▶ _YOUR INSTRUCTIONS_: Gather the lines below that include the string "Enter", copying each in full.

▶ _INFORMATION_:
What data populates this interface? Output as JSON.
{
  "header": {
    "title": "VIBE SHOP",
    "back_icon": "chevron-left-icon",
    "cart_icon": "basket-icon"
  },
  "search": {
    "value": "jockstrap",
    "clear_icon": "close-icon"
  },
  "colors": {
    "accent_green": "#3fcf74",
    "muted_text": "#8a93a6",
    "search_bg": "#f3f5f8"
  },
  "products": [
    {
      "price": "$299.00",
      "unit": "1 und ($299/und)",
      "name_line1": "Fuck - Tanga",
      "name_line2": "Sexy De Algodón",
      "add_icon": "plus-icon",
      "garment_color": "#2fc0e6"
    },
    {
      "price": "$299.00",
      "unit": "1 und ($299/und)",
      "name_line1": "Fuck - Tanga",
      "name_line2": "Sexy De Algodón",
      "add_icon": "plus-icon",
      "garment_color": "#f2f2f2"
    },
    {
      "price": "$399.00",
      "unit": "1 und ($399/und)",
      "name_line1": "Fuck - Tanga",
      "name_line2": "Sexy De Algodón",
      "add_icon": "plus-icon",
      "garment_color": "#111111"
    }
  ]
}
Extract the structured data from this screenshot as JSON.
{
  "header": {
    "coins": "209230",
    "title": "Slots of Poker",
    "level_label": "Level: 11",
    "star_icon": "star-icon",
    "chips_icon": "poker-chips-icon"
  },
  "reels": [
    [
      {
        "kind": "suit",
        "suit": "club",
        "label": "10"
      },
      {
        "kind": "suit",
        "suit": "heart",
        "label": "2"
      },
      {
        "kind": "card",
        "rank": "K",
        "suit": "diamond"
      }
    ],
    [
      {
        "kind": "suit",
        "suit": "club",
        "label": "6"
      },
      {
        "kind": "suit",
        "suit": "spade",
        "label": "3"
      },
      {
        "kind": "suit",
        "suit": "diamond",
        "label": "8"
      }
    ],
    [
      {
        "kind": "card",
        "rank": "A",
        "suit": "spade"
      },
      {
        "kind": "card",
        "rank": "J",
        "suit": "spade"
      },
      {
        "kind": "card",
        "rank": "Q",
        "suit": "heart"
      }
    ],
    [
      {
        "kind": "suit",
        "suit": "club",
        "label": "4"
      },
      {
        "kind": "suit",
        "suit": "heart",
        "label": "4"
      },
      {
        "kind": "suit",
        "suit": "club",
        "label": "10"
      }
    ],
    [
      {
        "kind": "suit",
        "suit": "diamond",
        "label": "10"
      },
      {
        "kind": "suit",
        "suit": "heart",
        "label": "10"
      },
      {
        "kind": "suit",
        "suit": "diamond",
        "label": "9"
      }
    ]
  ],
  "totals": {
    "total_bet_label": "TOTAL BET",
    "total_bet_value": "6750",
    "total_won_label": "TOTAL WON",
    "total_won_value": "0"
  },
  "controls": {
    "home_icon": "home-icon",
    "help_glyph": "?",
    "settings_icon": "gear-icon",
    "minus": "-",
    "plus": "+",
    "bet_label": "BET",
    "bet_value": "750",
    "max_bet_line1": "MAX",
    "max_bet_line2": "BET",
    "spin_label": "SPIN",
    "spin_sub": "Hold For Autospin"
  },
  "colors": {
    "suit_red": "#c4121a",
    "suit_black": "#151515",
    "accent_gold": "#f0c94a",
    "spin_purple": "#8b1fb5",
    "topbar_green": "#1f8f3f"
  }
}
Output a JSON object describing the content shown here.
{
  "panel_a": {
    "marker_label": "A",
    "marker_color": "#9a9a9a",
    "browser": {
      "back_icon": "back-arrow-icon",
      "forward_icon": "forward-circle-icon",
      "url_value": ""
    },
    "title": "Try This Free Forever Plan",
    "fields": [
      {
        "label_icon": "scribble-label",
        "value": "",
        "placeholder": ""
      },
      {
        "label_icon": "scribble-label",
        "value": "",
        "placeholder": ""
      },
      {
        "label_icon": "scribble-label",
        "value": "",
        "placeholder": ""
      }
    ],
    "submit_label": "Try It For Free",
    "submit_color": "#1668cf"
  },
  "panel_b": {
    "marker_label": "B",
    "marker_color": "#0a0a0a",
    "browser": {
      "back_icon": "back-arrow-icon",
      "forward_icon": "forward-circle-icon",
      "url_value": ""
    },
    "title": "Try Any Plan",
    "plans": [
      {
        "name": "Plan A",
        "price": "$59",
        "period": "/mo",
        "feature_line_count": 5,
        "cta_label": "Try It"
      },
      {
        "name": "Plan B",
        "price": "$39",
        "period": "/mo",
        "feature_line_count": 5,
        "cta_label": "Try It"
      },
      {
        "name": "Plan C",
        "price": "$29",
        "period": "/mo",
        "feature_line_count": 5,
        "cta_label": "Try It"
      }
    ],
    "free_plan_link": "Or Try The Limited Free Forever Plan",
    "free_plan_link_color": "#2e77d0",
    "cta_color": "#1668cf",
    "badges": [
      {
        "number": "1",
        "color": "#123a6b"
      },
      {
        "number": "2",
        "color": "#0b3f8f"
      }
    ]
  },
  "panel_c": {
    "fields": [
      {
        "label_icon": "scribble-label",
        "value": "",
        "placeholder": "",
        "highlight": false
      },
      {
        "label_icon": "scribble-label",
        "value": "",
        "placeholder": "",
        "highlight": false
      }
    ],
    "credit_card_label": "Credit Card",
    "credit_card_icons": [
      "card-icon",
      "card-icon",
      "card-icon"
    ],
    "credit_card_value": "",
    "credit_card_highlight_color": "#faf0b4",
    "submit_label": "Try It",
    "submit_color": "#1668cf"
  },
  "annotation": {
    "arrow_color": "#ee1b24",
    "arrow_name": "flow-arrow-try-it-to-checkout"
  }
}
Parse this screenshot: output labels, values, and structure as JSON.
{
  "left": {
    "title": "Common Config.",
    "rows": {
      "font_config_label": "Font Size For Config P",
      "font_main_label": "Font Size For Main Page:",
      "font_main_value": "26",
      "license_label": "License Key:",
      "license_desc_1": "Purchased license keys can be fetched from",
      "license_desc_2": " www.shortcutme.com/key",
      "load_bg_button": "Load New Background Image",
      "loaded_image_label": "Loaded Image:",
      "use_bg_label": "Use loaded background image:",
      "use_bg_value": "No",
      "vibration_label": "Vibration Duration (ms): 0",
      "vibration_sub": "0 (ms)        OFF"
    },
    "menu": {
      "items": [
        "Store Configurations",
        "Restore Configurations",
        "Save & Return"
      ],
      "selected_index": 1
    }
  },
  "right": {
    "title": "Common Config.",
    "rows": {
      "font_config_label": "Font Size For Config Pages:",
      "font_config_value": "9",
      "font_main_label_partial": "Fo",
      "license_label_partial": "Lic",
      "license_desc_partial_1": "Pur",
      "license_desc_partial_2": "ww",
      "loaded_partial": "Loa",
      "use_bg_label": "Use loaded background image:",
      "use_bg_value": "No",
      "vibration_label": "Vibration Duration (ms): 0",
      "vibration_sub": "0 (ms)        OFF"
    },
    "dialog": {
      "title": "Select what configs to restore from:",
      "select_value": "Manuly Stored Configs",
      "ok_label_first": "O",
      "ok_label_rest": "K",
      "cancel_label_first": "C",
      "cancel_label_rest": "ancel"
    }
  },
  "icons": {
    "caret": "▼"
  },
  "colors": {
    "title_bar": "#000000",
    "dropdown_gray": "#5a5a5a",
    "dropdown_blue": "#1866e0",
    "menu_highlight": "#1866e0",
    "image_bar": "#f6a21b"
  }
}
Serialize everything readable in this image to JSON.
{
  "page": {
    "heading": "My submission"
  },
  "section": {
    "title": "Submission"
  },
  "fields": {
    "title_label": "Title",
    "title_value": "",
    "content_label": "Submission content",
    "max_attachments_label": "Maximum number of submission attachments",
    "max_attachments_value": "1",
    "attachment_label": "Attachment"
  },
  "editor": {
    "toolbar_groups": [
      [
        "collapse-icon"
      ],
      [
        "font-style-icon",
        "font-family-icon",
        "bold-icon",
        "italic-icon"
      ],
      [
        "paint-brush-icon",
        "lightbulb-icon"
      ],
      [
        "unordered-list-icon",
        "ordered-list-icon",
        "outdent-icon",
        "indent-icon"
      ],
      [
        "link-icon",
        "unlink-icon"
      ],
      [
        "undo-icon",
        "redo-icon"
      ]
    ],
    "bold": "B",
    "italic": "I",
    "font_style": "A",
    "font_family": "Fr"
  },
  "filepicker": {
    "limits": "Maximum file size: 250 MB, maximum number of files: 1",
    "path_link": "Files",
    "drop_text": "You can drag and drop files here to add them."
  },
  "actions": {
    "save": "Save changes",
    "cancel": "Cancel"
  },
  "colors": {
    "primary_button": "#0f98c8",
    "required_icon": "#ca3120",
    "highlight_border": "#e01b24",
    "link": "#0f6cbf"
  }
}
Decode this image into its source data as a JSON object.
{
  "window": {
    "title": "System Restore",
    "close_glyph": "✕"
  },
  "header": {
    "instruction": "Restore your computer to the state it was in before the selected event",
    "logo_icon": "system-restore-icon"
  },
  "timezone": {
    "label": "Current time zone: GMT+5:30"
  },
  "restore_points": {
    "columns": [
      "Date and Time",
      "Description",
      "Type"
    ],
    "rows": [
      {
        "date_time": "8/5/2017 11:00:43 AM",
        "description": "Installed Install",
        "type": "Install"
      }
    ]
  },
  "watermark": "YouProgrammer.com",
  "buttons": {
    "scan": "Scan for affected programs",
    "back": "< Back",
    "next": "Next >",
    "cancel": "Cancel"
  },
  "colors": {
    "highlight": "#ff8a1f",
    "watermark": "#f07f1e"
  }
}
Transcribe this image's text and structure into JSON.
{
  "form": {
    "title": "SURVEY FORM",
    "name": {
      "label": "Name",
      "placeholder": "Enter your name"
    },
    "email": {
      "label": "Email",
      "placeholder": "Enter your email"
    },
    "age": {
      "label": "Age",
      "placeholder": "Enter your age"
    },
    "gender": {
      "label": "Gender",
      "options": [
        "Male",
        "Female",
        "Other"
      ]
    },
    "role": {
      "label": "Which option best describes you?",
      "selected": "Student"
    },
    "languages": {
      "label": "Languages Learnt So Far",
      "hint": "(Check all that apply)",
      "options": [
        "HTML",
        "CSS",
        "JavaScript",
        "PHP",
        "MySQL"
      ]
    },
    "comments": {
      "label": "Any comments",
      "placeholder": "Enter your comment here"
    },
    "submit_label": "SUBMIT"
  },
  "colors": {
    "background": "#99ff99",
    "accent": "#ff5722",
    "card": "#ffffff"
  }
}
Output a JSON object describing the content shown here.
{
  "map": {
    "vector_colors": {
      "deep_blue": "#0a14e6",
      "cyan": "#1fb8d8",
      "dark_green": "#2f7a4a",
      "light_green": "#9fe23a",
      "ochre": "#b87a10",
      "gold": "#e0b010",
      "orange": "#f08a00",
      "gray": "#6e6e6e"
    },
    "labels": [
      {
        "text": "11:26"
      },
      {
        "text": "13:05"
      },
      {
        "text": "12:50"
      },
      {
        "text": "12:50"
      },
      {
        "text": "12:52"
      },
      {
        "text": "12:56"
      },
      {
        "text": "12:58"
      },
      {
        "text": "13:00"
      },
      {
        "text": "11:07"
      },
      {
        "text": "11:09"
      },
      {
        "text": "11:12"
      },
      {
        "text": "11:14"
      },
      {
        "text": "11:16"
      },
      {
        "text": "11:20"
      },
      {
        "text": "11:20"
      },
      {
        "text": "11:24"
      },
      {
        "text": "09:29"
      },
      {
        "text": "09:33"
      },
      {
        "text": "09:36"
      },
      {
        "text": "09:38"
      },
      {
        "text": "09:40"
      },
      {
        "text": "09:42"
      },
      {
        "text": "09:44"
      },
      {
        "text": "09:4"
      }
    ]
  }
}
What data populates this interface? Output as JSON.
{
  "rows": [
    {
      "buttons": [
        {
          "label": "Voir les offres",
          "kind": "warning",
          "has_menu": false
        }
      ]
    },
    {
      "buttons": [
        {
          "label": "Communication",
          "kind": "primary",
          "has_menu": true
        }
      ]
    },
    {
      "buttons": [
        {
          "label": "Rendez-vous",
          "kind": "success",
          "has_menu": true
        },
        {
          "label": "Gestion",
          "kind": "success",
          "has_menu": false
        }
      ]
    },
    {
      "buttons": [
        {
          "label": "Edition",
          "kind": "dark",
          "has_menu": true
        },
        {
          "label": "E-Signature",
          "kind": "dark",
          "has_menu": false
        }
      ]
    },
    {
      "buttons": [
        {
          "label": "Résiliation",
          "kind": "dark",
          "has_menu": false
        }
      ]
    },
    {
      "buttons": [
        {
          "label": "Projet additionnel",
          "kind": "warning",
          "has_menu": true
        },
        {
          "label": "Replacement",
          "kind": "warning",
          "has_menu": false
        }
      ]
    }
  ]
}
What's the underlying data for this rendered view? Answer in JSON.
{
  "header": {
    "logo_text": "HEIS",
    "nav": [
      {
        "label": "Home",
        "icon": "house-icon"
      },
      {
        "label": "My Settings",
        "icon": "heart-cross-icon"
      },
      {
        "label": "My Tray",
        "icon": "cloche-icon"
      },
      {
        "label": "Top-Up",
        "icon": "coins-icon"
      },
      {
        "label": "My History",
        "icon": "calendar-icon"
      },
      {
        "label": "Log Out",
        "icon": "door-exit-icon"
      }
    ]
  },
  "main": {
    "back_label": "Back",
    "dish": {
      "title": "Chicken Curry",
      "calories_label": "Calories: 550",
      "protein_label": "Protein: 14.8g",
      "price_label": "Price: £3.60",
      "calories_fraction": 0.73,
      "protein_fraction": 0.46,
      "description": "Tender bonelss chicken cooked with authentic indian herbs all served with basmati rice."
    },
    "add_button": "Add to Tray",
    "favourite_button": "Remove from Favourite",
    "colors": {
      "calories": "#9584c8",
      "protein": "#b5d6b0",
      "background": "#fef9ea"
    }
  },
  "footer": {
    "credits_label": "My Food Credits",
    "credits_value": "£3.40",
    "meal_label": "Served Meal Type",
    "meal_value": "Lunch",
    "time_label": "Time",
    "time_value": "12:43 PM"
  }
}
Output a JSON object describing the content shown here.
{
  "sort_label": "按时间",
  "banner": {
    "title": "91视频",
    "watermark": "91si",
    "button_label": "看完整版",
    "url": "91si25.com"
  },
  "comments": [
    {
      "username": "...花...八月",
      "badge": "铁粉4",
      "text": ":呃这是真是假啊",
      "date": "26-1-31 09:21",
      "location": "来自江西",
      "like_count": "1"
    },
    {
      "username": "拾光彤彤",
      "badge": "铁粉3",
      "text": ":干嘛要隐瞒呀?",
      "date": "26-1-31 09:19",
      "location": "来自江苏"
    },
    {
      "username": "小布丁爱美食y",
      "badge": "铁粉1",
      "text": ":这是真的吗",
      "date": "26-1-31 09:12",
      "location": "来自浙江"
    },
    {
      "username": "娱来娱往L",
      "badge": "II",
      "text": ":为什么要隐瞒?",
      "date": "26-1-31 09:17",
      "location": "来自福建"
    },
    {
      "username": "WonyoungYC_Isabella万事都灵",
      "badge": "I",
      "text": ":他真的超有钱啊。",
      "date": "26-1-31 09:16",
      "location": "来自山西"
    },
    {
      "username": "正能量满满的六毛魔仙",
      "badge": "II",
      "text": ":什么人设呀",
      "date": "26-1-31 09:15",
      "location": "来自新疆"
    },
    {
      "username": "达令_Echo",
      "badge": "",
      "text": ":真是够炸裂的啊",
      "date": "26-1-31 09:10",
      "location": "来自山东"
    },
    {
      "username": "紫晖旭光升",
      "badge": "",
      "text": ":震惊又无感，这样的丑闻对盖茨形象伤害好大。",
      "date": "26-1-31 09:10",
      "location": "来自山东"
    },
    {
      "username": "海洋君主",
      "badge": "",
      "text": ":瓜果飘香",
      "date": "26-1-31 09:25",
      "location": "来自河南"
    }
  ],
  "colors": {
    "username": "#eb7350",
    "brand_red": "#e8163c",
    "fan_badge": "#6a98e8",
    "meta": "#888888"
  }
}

▶ _SOLVED EXERCISE_:
      "placeholder": "Enter your name"
      "placeholder": "Enter your email"
      "placeholder": "Enter your age"
      "placeholder": "Enter your comment here"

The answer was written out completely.